### Exercise requirements:
For the full listing below, write out each entry exactly and exclude the images.

── The data ──

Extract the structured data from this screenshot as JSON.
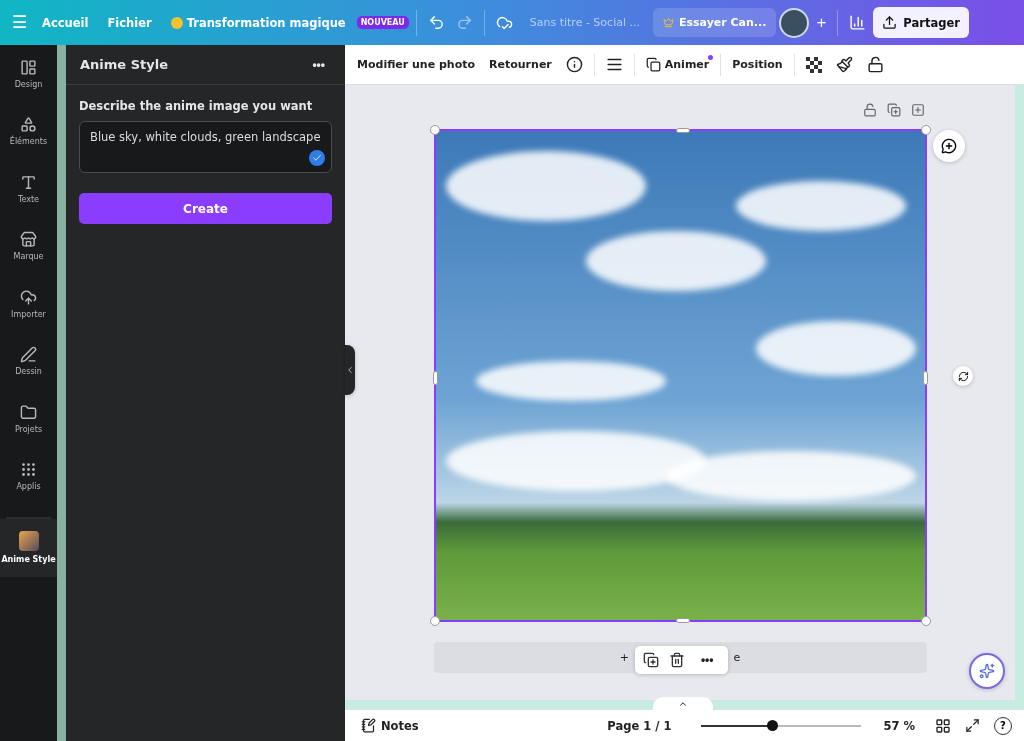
{
  "topbar": {
    "items": [
      {
        "kind": "menu",
        "label": "☰"
      },
      {
        "kind": "link",
        "label": "Accueil"
      },
      {
        "kind": "link",
        "label": "Fichier"
      },
      {
        "kind": "magic",
        "label": "Transformation magique",
        "badge": "NOUVEAU"
      }
    ],
    "title": "Sans titre - Social ...",
    "trial": "Essayer Can...",
    "add": "+",
    "share": "Partager"
  },
  "sidebar": {
    "items": [
      {
        "kind": "tool",
        "label": "Design",
        "selected": false
      },
      {
        "kind": "tool",
        "label": "Éléments",
        "selected": false
      },
      {
        "kind": "tool",
        "label": "Texte",
        "selected": false
      },
      {
        "kind": "tool",
        "label": "Marque",
        "selected": false
      },
      {
        "kind": "tool",
        "label": "Importer",
        "selected": false
      },
      {
        "kind": "tool",
        "label": "Dessin",
        "selected": false
      },
      {
        "kind": "tool",
        "label": "Projets",
        "selected": false
      },
      {
        "kind": "tool",
        "label": "Applis",
        "selected": false
      },
      {
        "kind": "app",
        "label": "Anime Style",
        "selected": true
      }
    ]
  },
  "panel": {
    "title": "Anime Style",
    "more": "•••",
    "prompt_label": "Describe the anime image you want",
    "prompt_value": "Blue sky, white clouds, green landscape",
    "button": "Create"
  },
  "toolbar": {
    "items": [
      {
        "kind": "text",
        "label": "Modifier une photo"
      },
      {
        "kind": "text",
        "label": "Retourner"
      },
      {
        "kind": "icon"
      },
      {
        "kind": "divider"
      },
      {
        "kind": "icon"
      },
      {
        "kind": "divider"
      },
      {
        "kind": "animate",
        "label": "Animer"
      },
      {
        "kind": "divider"
      },
      {
        "kind": "text",
        "label": "Position"
      },
      {
        "kind": "divider"
      },
      {
        "kind": "icon"
      },
      {
        "kind": "icon"
      },
      {
        "kind": "icon"
      }
    ]
  },
  "add_page": {
    "left": "+",
    "right": "e"
  },
  "popup": {
    "more": "•••"
  },
  "footer": {
    "notes": "Notes",
    "page": "Page 1 / 1",
    "zoom": {
      "level": 0.44
    },
    "zoom_reading": "57 %",
    "help": "?"
  }
}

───

### Exercise answer:
Extract the structured data from this screenshot as JSON.
{
  "topbar": {
    "items": [
      {
        "kind": "menu",
        "label": "☰"
      },
      {
        "kind": "link",
        "label": "Accueil"
      },
      {
        "kind": "link",
        "label": "Fichier"
      },
      {
        "kind": "magic",
        "label": "Transformation magique",
        "badge": "NOUVEAU"
      }
    ],
    "title": "Sans titre - Social ...",
    "trial": "Essayer Can...",
    "add": "+",
    "share": "Partager"
  },
  "sidebar": {
    "items": [
      {
        "kind": "tool",
        "label": "Design",
        "selected": false
      },
      {
        "kind": "tool",
        "label": "Éléments",
        "selected": false
      },
      {
        "kind": "tool",
        "label": "Texte",
        "selected": false
      },
      {
        "kind": "tool",
        "label": "Marque",
        "selected": false
      },
      {
        "kind": "tool",
        "label": "Importer",
        "selected": false
      },
      {
        "kind": "tool",
        "label": "Dessin",
        "selected": false
      },
      {
        "kind": "tool",
        "label": "Projets",
        "selected": false
      },
      {
        "kind": "tool",
        "label": "Applis",
        "selected": false
      },
      {
        "kind": "app",
        "label": "Anime Style",
        "selected": true
      }
    ]
  },
  "panel": {
    "title": "Anime Style",
    "more": "•••",
    "prompt_label": "Describe the anime image you want",
    "prompt_value": "Blue sky, white clouds, green landscape",
    "button": "Create"
  },
  "toolbar": {
    "items": [
      {
        "kind": "text",
        "label": "Modifier une photo"
      },
      {
        "kind": "text",
        "label": "Retourner"
      },
      {
        "kind": "icon"
      },
      {
        "kind": "divider"
      },
      {
        "kind": "icon"
      },
      {
        "kind": "divider"
      },
      {
        "kind": "animate",
        "label": "Animer"
      },
      {
        "kind": "divider"
      },
      {
        "kind": "text",
        "label": "Position"
      },
      {
        "kind": "divider"
      },
      {
        "kind": "icon"
      },
      {
        "kind": "icon"
      },
      {
        "kind": "icon"
      }
    ]
  },
  "add_page": {
    "left": "+",
    "right": "e"
  },
  "popup": {
    "more": "•••"
  },
  "footer": {
    "notes": "Notes",
    "page": "Page 1 / 1",
    "zoom": {
      "level": 0.44
    },
    "zoom_reading": "57 %",
    "help": "?"
  }
}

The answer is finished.